*Source records*
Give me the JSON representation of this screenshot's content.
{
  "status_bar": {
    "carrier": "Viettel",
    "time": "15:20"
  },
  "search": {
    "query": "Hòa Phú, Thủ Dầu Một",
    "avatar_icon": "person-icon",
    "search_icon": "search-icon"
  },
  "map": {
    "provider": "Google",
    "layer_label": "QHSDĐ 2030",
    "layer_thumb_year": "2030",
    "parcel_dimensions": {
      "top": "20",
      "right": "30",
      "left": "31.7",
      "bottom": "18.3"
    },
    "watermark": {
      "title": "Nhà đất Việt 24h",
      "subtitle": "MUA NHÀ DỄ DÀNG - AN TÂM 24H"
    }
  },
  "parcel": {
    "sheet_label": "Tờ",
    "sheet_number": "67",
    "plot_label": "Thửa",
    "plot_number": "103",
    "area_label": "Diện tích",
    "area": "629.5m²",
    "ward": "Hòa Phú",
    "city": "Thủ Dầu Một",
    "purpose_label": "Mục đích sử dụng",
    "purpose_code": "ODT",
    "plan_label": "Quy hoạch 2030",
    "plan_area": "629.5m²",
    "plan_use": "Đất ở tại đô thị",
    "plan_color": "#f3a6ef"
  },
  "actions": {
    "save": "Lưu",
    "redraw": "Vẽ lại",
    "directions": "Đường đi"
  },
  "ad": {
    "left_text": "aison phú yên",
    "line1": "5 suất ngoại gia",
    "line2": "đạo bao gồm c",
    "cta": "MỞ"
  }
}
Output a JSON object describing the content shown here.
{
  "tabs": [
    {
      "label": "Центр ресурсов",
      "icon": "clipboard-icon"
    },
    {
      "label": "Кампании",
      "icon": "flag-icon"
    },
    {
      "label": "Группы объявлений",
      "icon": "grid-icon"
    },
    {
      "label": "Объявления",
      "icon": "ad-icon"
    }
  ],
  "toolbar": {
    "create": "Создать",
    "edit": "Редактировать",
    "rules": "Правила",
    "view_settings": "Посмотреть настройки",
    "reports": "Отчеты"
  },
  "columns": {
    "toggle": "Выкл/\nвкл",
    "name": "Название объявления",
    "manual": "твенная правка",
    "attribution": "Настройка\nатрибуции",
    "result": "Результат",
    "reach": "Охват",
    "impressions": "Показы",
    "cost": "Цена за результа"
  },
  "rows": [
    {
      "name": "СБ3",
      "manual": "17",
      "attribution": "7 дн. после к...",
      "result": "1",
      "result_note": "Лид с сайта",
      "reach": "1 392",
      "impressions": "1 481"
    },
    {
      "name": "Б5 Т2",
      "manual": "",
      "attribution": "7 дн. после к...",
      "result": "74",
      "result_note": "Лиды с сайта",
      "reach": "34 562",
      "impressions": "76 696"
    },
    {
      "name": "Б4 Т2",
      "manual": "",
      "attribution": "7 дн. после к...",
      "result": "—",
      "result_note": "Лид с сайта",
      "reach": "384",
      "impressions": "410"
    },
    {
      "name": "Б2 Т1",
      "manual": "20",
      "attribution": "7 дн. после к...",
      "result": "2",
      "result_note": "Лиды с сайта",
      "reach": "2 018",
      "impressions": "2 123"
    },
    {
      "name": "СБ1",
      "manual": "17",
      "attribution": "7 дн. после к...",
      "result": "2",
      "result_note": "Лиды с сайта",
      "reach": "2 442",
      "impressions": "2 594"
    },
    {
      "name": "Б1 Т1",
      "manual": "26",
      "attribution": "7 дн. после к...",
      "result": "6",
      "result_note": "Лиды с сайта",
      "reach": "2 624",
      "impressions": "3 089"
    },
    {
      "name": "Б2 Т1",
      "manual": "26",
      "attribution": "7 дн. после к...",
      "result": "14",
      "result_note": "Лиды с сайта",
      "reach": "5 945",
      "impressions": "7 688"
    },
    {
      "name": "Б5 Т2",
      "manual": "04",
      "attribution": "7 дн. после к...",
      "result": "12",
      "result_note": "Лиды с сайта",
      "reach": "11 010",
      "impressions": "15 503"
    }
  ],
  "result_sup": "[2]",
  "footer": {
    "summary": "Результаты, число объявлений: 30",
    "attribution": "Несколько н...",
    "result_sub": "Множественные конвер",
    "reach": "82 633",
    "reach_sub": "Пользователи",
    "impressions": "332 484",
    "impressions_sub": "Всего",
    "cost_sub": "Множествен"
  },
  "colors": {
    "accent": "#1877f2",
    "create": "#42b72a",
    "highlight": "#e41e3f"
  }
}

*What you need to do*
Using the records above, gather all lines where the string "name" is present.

*Solution for this exercise*
    "name": "Название объявления",
      "name": "СБ3",
      "name": "Б5 Т2",
      "name": "Б4 Т2",
      "name": "Б2 Т1",
      "name": "СБ1",
      "name": "Б1 Т1",
      "name": "Б2 Т1",
      "name": "Б5 Т2",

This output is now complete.